#### INFORMATION ####
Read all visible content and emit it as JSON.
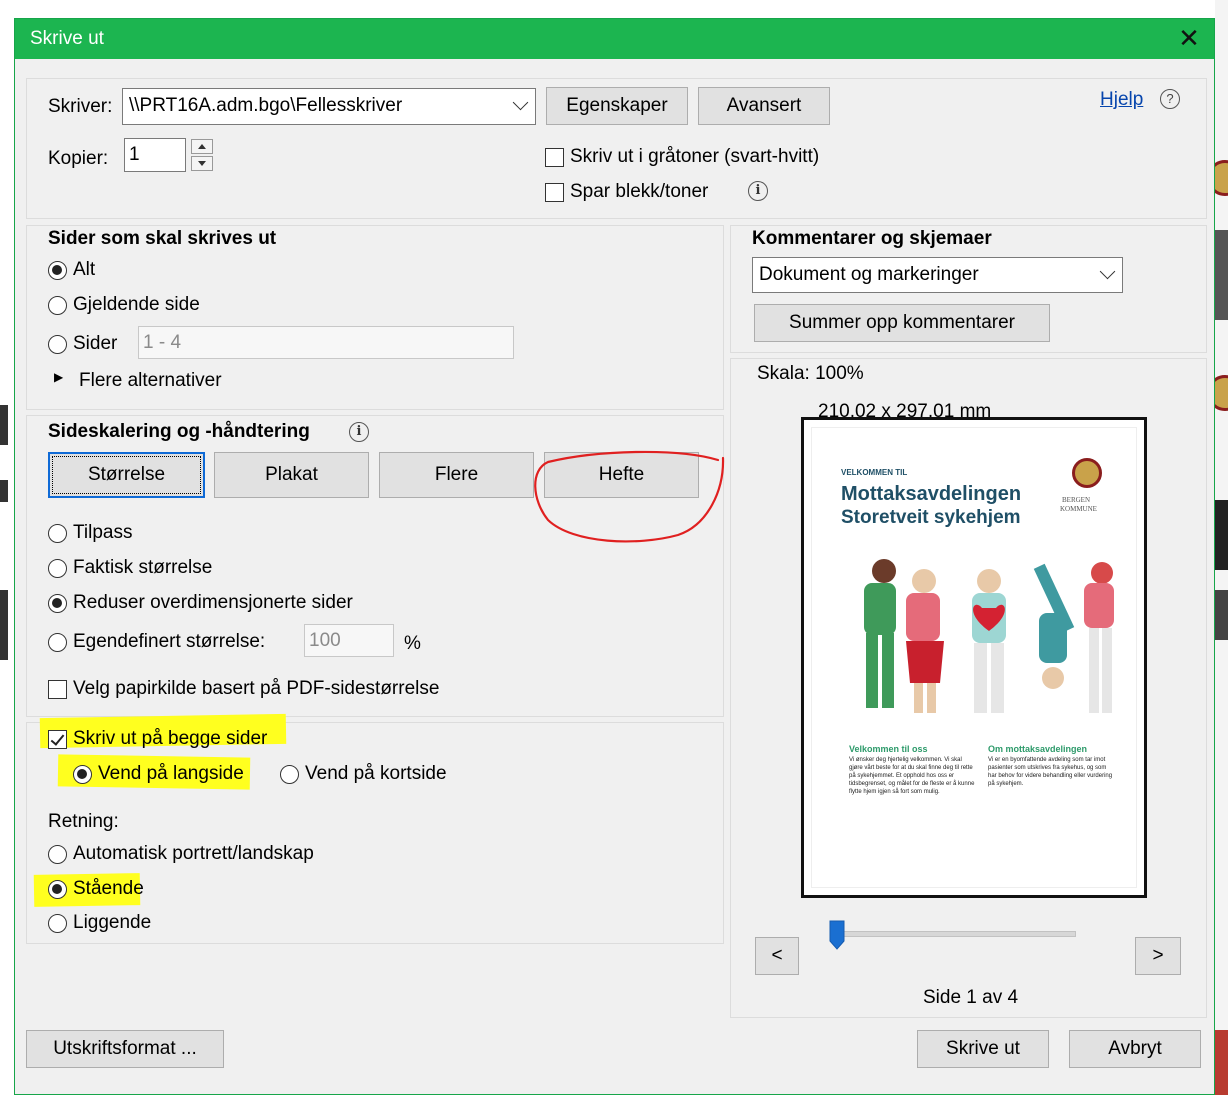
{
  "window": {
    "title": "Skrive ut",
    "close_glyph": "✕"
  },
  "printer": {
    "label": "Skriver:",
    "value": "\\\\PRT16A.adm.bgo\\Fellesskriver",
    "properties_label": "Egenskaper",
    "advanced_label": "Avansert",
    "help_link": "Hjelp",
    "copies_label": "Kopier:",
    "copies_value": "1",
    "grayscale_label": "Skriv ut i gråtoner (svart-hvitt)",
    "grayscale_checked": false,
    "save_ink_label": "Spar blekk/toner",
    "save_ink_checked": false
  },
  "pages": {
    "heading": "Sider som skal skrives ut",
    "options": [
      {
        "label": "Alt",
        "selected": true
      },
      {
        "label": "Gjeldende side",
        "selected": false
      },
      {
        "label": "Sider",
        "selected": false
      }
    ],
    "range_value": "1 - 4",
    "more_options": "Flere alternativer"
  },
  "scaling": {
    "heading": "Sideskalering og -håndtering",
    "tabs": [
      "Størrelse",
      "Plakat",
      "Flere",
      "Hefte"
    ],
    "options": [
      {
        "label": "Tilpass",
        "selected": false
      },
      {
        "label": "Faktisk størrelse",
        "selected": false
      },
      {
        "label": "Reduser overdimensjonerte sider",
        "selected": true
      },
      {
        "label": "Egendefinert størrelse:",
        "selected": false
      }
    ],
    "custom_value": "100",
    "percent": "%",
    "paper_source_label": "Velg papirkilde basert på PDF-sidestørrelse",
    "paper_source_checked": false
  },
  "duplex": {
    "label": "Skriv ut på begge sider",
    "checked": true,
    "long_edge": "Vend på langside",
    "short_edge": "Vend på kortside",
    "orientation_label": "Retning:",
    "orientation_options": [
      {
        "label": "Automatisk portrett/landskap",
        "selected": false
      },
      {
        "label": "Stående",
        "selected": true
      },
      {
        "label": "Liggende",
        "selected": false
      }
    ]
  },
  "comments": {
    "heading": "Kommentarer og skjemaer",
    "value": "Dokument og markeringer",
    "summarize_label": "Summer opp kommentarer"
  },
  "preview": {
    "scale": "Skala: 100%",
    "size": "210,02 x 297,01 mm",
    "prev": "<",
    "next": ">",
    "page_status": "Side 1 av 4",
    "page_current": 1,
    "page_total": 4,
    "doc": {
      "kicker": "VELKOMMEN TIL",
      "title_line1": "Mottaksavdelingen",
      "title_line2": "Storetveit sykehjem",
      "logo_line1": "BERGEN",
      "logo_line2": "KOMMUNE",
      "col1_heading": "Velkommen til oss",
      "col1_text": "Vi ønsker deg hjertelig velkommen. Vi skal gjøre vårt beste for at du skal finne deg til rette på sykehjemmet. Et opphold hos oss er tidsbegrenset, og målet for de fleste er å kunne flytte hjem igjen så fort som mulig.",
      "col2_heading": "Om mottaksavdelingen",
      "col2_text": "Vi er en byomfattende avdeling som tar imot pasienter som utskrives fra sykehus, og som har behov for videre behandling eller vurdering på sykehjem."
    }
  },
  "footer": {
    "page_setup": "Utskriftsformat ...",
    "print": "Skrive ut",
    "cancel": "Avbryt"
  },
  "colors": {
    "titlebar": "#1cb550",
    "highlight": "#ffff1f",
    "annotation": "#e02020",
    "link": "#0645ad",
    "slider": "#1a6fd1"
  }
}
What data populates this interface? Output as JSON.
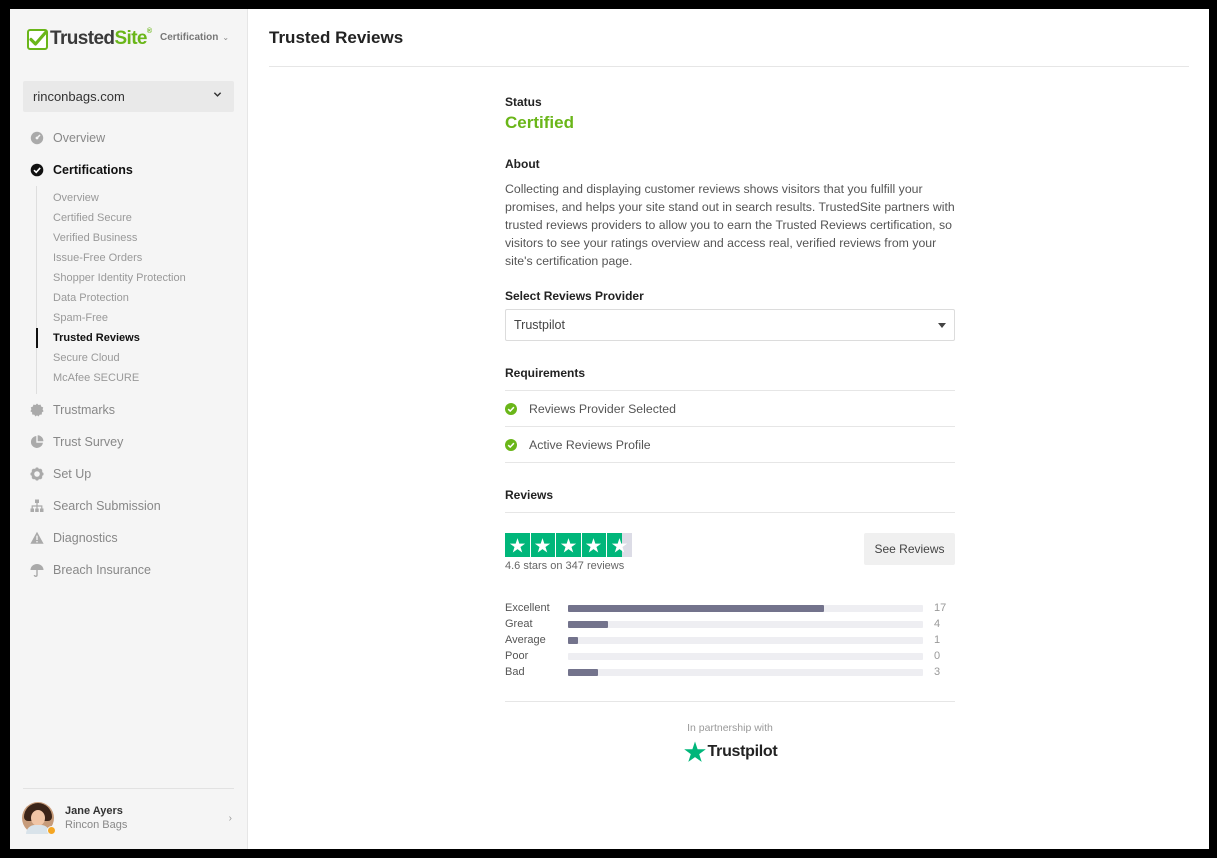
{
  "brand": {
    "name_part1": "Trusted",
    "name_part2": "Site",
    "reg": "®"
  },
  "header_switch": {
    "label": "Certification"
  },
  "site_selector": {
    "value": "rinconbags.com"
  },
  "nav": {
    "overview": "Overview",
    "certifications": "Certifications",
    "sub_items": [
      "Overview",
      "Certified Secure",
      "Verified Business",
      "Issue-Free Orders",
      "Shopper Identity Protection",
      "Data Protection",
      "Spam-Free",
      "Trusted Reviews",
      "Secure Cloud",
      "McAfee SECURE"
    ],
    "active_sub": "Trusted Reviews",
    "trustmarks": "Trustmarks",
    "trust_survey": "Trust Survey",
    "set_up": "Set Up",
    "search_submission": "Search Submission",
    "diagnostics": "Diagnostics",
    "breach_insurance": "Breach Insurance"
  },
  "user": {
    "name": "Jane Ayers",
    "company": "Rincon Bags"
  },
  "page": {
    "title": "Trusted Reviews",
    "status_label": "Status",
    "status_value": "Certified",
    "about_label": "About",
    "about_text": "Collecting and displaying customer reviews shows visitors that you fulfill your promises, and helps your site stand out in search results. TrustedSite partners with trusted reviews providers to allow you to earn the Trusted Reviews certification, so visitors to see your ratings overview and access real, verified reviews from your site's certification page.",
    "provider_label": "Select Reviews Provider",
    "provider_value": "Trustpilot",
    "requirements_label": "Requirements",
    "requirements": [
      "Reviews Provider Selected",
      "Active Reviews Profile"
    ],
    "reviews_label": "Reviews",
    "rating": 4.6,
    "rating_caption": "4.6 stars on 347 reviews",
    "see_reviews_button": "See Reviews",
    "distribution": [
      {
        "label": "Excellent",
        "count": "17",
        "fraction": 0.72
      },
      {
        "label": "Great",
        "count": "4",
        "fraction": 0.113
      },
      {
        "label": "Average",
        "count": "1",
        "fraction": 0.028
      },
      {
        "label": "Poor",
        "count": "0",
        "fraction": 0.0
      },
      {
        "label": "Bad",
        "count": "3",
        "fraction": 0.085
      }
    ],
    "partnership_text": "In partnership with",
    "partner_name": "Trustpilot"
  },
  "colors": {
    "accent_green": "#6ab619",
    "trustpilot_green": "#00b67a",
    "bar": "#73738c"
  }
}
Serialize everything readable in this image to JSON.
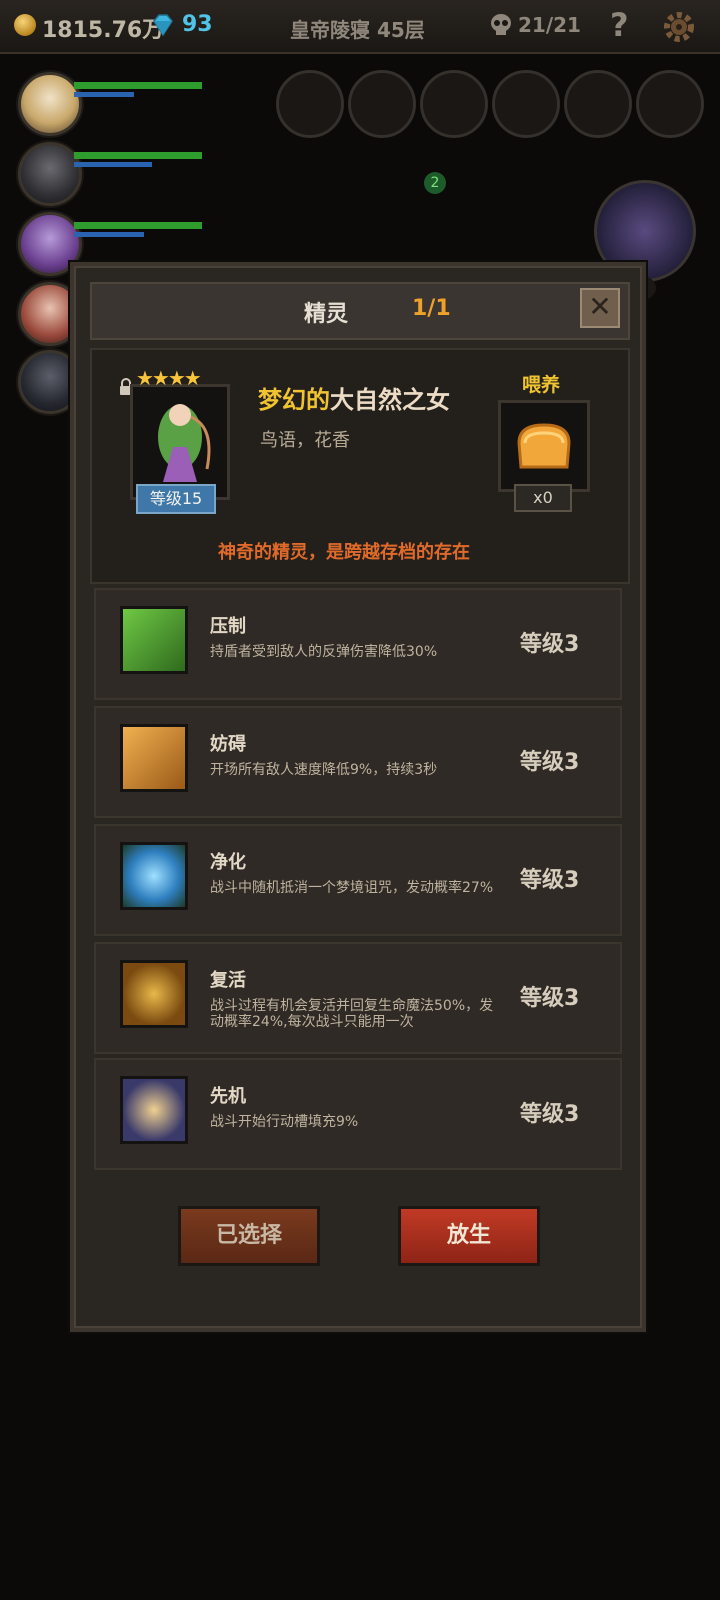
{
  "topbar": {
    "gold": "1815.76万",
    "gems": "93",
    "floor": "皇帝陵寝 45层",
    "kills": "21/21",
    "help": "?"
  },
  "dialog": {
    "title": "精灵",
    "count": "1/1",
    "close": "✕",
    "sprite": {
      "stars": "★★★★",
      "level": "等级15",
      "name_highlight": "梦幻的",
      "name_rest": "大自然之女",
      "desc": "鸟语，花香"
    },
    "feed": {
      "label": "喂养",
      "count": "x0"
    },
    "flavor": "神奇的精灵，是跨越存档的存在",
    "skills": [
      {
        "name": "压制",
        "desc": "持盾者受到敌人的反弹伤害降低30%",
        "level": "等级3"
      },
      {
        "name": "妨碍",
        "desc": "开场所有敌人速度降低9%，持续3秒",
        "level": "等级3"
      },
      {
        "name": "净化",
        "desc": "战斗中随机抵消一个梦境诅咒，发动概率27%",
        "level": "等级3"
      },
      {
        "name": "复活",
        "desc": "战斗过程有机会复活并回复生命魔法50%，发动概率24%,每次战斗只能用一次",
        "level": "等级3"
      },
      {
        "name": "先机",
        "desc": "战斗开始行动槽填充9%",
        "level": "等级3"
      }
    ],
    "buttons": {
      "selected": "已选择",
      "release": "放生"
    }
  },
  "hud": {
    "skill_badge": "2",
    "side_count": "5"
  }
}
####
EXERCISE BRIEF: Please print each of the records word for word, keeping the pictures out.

TASK SOLUTION:
Read all visible content and emit it as JSON.
{
  "window": {
    "title": "Skrive ut",
    "close_glyph": "✕"
  },
  "printer": {
    "label": "Skriver:",
    "value": "\\\\PRT16A.adm.bgo\\Fellesskriver",
    "properties_label": "Egenskaper",
    "advanced_label": "Avansert",
    "help_link": "Hjelp",
    "copies_label": "Kopier:",
    "copies_value": "1",
    "grayscale_label": "Skriv ut i gråtoner (svart-hvitt)",
    "grayscale_checked": false,
    "save_ink_label": "Spar blekk/toner",
    "save_ink_checked": false
  },
  "pages": {
    "heading": "Sider som skal skrives ut",
    "options": [
      {
        "label": "Alt",
        "selected": true
      },
      {
        "label": "Gjeldende side",
        "selected": false
      },
      {
        "label": "Sider",
        "selected": false
      }
    ],
    "range_value": "1 - 4",
    "more_options": "Flere alternativer"
  },
  "scaling": {
    "heading": "Sideskalering og -håndtering",
    "tabs": [
      "Størrelse",
      "Plakat",
      "Flere",
      "Hefte"
    ],
    "options": [
      {
        "label": "Tilpass",
        "selected": false
      },
      {
        "label": "Faktisk størrelse",
        "selected": false
      },
      {
        "label": "Reduser overdimensjonerte sider",
        "selected": true
      },
      {
        "label": "Egendefinert størrelse:",
        "selected": false
      }
    ],
    "custom_value": "100",
    "percent": "%",
    "paper_source_label": "Velg papirkilde basert på PDF-sidestørrelse",
    "paper_source_checked": false
  },
  "duplex": {
    "label": "Skriv ut på begge sider",
    "checked": true,
    "long_edge": "Vend på langside",
    "short_edge": "Vend på kortside",
    "orientation_label": "Retning:",
    "orientation_options": [
      {
        "label": "Automatisk portrett/landskap",
        "selected": false
      },
      {
        "label": "Stående",
        "selected": true
      },
      {
        "label": "Liggende",
        "selected": false
      }
    ]
  },
  "comments": {
    "heading": "Kommentarer og skjemaer",
    "value": "Dokument og markeringer",
    "summarize_label": "Summer opp kommentarer"
  },
  "preview": {
    "scale": "Skala: 100%",
    "size": "210,02 x 297,01 mm",
    "prev": "<",
    "next": ">",
    "page_status": "Side 1 av 4",
    "page_current": 1,
    "page_total": 4,
    "doc": {
      "kicker": "VELKOMMEN TIL",
      "title_line1": "Mottaksavdelingen",
      "title_line2": "Storetveit sykehjem",
      "logo_line1": "BERGEN",
      "logo_line2": "KOMMUNE",
      "col1_heading": "Velkommen til oss",
      "col1_text": "Vi ønsker deg hjertelig velkommen. Vi skal gjøre vårt beste for at du skal finne deg til rette på sykehjemmet. Et opphold hos oss er tidsbegrenset, og målet for de fleste er å kunne flytte hjem igjen så fort som mulig.",
      "col2_heading": "Om mottaksavdelingen",
      "col2_text": "Vi er en byomfattende avdeling som tar imot pasienter som utskrives fra sykehus, og som har behov for videre behandling eller vurdering på sykehjem."
    }
  },
  "footer": {
    "page_setup": "Utskriftsformat ...",
    "print": "Skrive ut",
    "cancel": "Avbryt"
  },
  "colors": {
    "titlebar": "#1cb550",
    "highlight": "#ffff1f",
    "annotation": "#e02020",
    "link": "#0645ad",
    "slider": "#1a6fd1"
  }
}
What data populates this interface? Output as JSON.
{
  "brand": {
    "name_part1": "Trusted",
    "name_part2": "Site",
    "reg": "®"
  },
  "header_switch": {
    "label": "Certification"
  },
  "site_selector": {
    "value": "rinconbags.com"
  },
  "nav": {
    "overview": "Overview",
    "certifications": "Certifications",
    "sub_items": [
      "Overview",
      "Certified Secure",
      "Verified Business",
      "Issue-Free Orders",
      "Shopper Identity Protection",
      "Data Protection",
      "Spam-Free",
      "Trusted Reviews",
      "Secure Cloud",
      "McAfee SECURE"
    ],
    "active_sub": "Trusted Reviews",
    "trustmarks": "Trustmarks",
    "trust_survey": "Trust Survey",
    "set_up": "Set Up",
    "search_submission": "Search Submission",
    "diagnostics": "Diagnostics",
    "breach_insurance": "Breach Insurance"
  },
  "user": {
    "name": "Jane Ayers",
    "company": "Rincon Bags"
  },
  "page": {
    "title": "Trusted Reviews",
    "status_label": "Status",
    "status_value": "Certified",
    "about_label": "About",
    "about_text": "Collecting and displaying customer reviews shows visitors that you fulfill your promises, and helps your site stand out in search results. TrustedSite partners with trusted reviews providers to allow you to earn the Trusted Reviews certification, so visitors to see your ratings overview and access real, verified reviews from your site's certification page.",
    "provider_label": "Select Reviews Provider",
    "provider_value": "Trustpilot",
    "requirements_label": "Requirements",
    "requirements": [
      "Reviews Provider Selected",
      "Active Reviews Profile"
    ],
    "reviews_label": "Reviews",
    "rating": 4.6,
    "rating_caption": "4.6 stars on 347 reviews",
    "see_reviews_button": "See Reviews",
    "distribution": [
      {
        "label": "Excellent",
        "count": "17",
        "fraction": 0.72
      },
      {
        "label": "Great",
        "count": "4",
        "fraction": 0.113
      },
      {
        "label": "Average",
        "count": "1",
        "fraction": 0.028
      },
      {
        "label": "Poor",
        "count": "0",
        "fraction": 0.0
      },
      {
        "label": "Bad",
        "count": "3",
        "fraction": 0.085
      }
    ],
    "partnership_text": "In partnership with",
    "partner_name": "Trustpilot"
  },
  "colors": {
    "accent_green": "#6ab619",
    "trustpilot_green": "#00b67a",
    "bar": "#73738c"
  }
}
Serialize everything readable in this image to JSON.
{
  "topbar": {
    "gold": "1815.76万",
    "gems": "93",
    "floor": "皇帝陵寝 45层",
    "kills": "21/21",
    "help": "?"
  },
  "dialog": {
    "title": "精灵",
    "count": "1/1",
    "close": "✕",
    "sprite": {
      "stars": "★★★★",
      "level": "等级15",
      "name_highlight": "梦幻的",
      "name_rest": "大自然之女",
      "desc": "鸟语，花香"
    },
    "feed": {
      "label": "喂养",
      "count": "x0"
    },
    "flavor": "神奇的精灵，是跨越存档的存在",
    "skills": [
      {
        "name": "压制",
        "desc": "持盾者受到敌人的反弹伤害降低30%",
        "level": "等级3"
      },
      {
        "name": "妨碍",
        "desc": "开场所有敌人速度降低9%，持续3秒",
        "level": "等级3"
      },
      {
        "name": "净化",
        "desc": "战斗中随机抵消一个梦境诅咒，发动概率27%",
        "level": "等级3"
      },
      {
        "name": "复活",
        "desc": "战斗过程有机会复活并回复生命魔法50%，发动概率24%,每次战斗只能用一次",
        "level": "等级3"
      },
      {
        "name": "先机",
        "desc": "战斗开始行动槽填充9%",
        "level": "等级3"
      }
    ],
    "buttons": {
      "selected": "已选择",
      "release": "放生"
    }
  },
  "hud": {
    "skill_badge": "2",
    "side_count": "5"
  }
}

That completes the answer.